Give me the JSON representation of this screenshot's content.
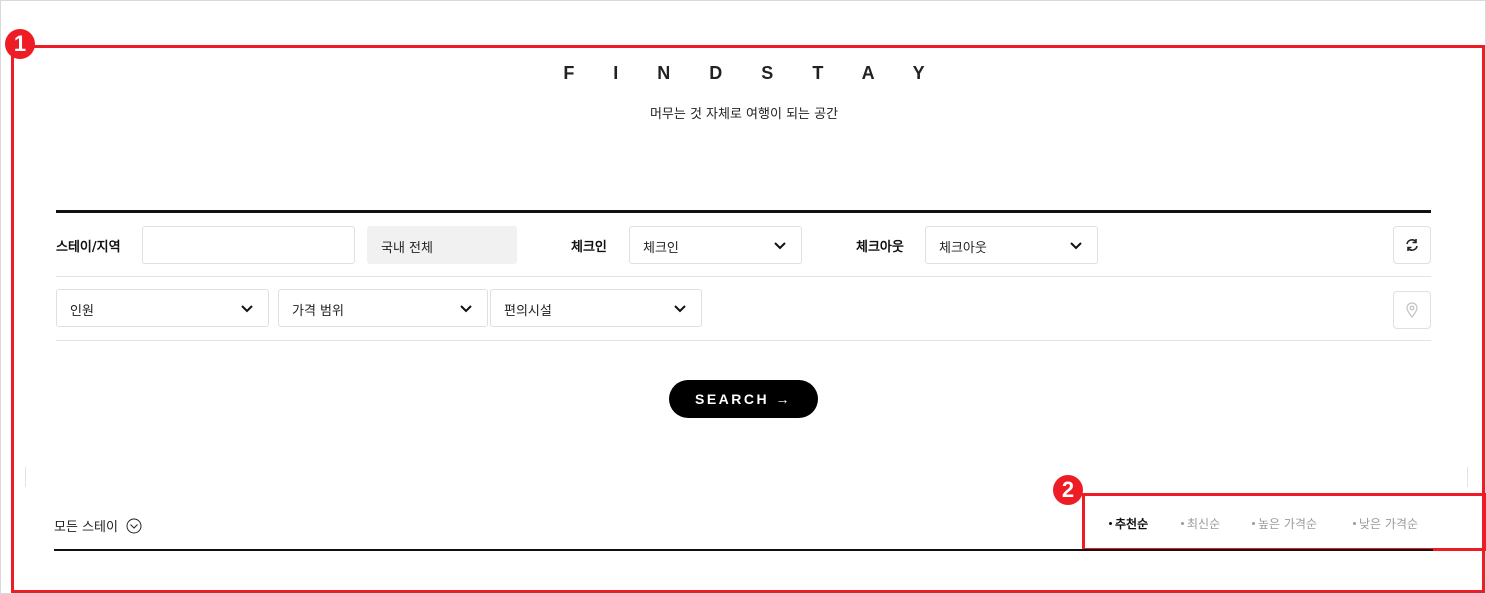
{
  "header": {
    "title": "F I N D  S T A Y",
    "subtitle": "머무는 것 자체로 여행이 되는 공간"
  },
  "search_form": {
    "stay_region_label": "스테이/지역",
    "stay_region_value": "",
    "region_select_value": "국내 전체",
    "checkin_label": "체크인",
    "checkin_value": "체크인",
    "checkout_label": "체크아웃",
    "checkout_value": "체크아웃",
    "guests_value": "인원",
    "price_value": "가격 범위",
    "facilities_value": "편의시설",
    "search_button": "SEARCH →"
  },
  "listing": {
    "all_stays_label": "모든 스테이",
    "sort_options": [
      "추천순",
      "최신순",
      "높은 가격순",
      "낮은 가격순"
    ],
    "active_sort": "추천순"
  },
  "annotations": [
    "1",
    "2"
  ],
  "colors": {
    "annotation_red": "#ee1c24",
    "primary_black": "#000000",
    "muted_grey": "#9a9a9a"
  }
}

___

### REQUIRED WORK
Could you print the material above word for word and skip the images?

### TASK RESULT
Give me the JSON representation of this screenshot's content.
{
  "header": {
    "title": "F I N D  S T A Y",
    "subtitle": "머무는 것 자체로 여행이 되는 공간"
  },
  "search_form": {
    "stay_region_label": "스테이/지역",
    "stay_region_value": "",
    "region_select_value": "국내 전체",
    "checkin_label": "체크인",
    "checkin_value": "체크인",
    "checkout_label": "체크아웃",
    "checkout_value": "체크아웃",
    "guests_value": "인원",
    "price_value": "가격 범위",
    "facilities_value": "편의시설",
    "search_button": "SEARCH →"
  },
  "listing": {
    "all_stays_label": "모든 스테이",
    "sort_options": [
      "추천순",
      "최신순",
      "높은 가격순",
      "낮은 가격순"
    ],
    "active_sort": "추천순"
  },
  "annotations": [
    "1",
    "2"
  ],
  "colors": {
    "annotation_red": "#ee1c24",
    "primary_black": "#000000",
    "muted_grey": "#9a9a9a"
  }
}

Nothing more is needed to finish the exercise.